Axminster noun An Axminster carpet, an imitation Turkey carpet, noted for its thick and soft pile; -- so called from Axminster , Eng.
Axminster noun , or Axminster carpet (a) [ More fully chenille Axminster .] A variety of Turkey carpet, woven by machine or, when more than 27 inches wide, on a hand loom, and consisting of strips of worsted chenille so colored as to produce a pattern on a stout jute backing. It has a fine soft pile. So called from Axminster , England, where it was formerly (1755 -- 1835) made. (b) A similar but cheaper machine- made carpet, resembling moquette in construction and appearance, but finer and of better material.
[ The native name.] (Zoology) An amphibian of the salamander tribe found in the elevated lakes of Mexico; the siredon.
» When it breeds in captivity the young develop into true salamanders of the genus Amblystoma
. This also occurs naturally under favorable conditions, in its native localities; although it commonly lives and breeds in a larval state, with persistent external gills.
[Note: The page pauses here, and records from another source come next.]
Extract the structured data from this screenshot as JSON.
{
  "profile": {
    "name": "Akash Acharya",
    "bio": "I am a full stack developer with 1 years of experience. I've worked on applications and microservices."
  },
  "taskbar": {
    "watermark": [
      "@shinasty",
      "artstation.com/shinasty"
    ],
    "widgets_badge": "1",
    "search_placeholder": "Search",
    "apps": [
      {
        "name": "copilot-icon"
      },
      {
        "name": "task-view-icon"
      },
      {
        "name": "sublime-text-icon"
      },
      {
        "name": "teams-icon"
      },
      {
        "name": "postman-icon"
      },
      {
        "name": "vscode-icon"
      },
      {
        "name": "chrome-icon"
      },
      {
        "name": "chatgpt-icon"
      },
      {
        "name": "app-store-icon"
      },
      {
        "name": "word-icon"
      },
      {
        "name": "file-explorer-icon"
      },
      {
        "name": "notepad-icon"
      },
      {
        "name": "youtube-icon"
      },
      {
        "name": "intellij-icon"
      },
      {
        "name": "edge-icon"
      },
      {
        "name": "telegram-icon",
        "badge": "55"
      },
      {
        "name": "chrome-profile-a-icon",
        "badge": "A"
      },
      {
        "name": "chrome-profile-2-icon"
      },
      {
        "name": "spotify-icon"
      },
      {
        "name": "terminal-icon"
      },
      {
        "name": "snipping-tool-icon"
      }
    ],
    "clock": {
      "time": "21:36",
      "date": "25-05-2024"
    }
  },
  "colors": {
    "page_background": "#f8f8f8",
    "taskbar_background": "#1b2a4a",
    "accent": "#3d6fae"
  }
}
See Siredon
Axstone noun (Min.) A variety of jade. It is used by some savages, particularly the natives of the South Sea Islands, for making axes or hatchets.
Axtree noun Axle or axletree. [ Obsolete] Drayton.
Axunge noun [ French axonge , Latin axungia ; axis wheel + ungere to grease.] Fat; grease; esp. the fat of pigs or geese; usually (Pharm.) , lard prepared for medical use.
Ay interj. Ah! alas! " Ay me! I fondly dream ‘Had ye been there.'" Milton.
Ayah noun [ Portuguese aia , akin to Spanish aya a governess, ayo a tutor.] A native nurse for children; also, a lady's maid. [ India]
Aye noun An affirmative vote; one who votes in the affirmative; as, "To call for the ayes and noes;" "The ayes have it."